1.1 This test method covers monitoring phenol antioxidant additives in in-service petroleum and hydrocarbon-based lubricants such as various types of engine oils, hydraulic oils, and other lubricants that are formulated for protection against oxidation. Typical phenol antioxidant additives include sterically hindered, alkyl-substituted phenols such as 2,4,6-Tri-tert-butylphenol (2,4,6-TTBP), 2,6-Di-tert-butylphenol (2,6-DTBP), or 2,6-Di-tert-butyl-p-cresol. 1.2 This test method uses Fourier transform infrared (FTIR) spectrometry for monitoring of phenol antioxidant additive depletion in in-service petroleum and hydrocarbon-based lubricants as a result of normal oil aging. Monitoring the phenol antioxidant in in-service lubricants can indicate severe operating conditions before a degradation of the base oil itself. This test method is designed as a fast, simple spectroscopic check for monitoring of phenol antioxidant additives in in-service petroleum and hydrocarbon-based lubricants with the objective of helping diagnose the operational condition of the machine based on measuring the level of phenolic compounds in the oil. 1.3 Acquisition of FT-IR spectral data for measuring phenol antioxidant additives in in-service oil and lubricant samples is described in Practice D7418. In this test method, measurement and data interpretation parameters for phenol antioxidant additives using both direct trend analysis and differential (spectral subtraction) trend analysis are presented. 1.4 This test method is based on trending of spectral changes associated with phenol antioxidant additives in in-service petroleum and hydrocarbon-based lubricants. Warnings or alarm limits can be set on the basis of a fixed minimum value for a single measurement or, alternatively, can be based on a rate of change of the response measured. 1.4.1 For direct trend analysis, values are recorded directly from absorption spectra and reported in units of absorbance per 0.1 mm path length. 1.4.2 For differential trend analysis, values are recorded from the differential spectra (spectrum obtained by subtraction of the absorption spectrum of the reference oil from that of the in-service oil) and reported in units of 100*absorbance per 0.1 mm pathlength (or equivalently absorbance units per centimetre). 1.4.3 For the calculation of remaining phenolic antioxidant, values are recorded directly from absorption spectra of both, the new oil and the in-service oil in units of absorbance per 0.1 mm pathlength. Remaining antioxidant concentration is calculated as the peak height in the in-service oil relatively to the peak height in the new oil. 1.4.4 In either case, maintenance action limits should be determined through statistical analysis, history of the same or similar equipment, round robin tests, or other methods in conjunction with the correlation of changes in the level of phenolic antioxidant additives to equipment performance. 1.5 Units--The values stated in SI units are to be regarded as the standard. No other units of measurement are included in this standard. 1.5.1 ExceptionThe unit for wave numbers is cm-1. 1.6 This standard does not purport to address all of the safety concerns, if any, associated with its use. It is the responsibility of the user of this standard to establish appropriate safety, health, and environmental practices and determine the applicability of regulatory limitations prior to use. 1.7 This international standard was developed in accordance with internationally recognized principles on standardization established in the Decision on Principles for the Development of International Standards, Guides and Recommendations issued by the World Trade Organization Technical Barriers to Trade (TBT) Committee.
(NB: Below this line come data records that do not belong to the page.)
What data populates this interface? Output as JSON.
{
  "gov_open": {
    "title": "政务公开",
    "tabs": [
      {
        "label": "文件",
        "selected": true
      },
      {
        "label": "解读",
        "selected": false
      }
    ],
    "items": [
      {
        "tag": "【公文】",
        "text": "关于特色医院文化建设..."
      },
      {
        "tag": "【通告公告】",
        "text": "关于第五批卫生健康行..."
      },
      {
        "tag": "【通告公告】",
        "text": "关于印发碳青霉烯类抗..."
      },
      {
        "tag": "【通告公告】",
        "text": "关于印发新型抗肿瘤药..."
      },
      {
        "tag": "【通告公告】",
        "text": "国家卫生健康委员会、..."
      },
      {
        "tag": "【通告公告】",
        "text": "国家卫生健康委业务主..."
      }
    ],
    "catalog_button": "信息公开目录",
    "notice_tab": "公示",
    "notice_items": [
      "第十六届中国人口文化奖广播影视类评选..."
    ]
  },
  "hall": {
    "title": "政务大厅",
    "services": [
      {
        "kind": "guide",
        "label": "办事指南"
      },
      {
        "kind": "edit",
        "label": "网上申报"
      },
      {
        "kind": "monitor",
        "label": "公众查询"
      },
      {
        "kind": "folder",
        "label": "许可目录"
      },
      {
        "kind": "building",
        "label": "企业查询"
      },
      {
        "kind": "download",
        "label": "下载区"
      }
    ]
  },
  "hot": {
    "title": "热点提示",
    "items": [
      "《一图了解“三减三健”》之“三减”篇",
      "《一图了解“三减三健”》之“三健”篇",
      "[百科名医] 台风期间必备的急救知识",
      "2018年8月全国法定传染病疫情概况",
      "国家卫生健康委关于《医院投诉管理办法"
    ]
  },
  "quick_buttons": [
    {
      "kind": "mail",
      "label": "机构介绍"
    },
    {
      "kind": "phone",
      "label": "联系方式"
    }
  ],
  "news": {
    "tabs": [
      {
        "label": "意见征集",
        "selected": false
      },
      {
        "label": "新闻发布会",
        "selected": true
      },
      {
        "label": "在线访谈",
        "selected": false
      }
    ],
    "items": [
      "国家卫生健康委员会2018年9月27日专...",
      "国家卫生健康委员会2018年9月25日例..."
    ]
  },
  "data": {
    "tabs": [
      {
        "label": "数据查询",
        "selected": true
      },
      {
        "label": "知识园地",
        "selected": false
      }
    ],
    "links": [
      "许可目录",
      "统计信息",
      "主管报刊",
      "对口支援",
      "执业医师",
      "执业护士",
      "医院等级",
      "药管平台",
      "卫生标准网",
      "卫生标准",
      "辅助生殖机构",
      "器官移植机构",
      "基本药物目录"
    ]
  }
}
condition monitoring; differential trend analysis; direct trend analysis; Fourier transform infrared; FT-IR; hydrocarbon-based lubricants; in-service petroleum lubricants; infrared; IR; lubricants; oils; phenol antioxidant
This new standard provides a fast but reliable spectroscopic method for the determination of phenolic compounds in lubricating oils. phenolic compounds are widely used in engine, hydraulic, and many other oils to protect against oxidation. Knowledge of the remaining antioxidant can help machinery operators recognizing severe operating conditions before base oil degradation and machinery failure.
The title and scope are in draft form and are under development within this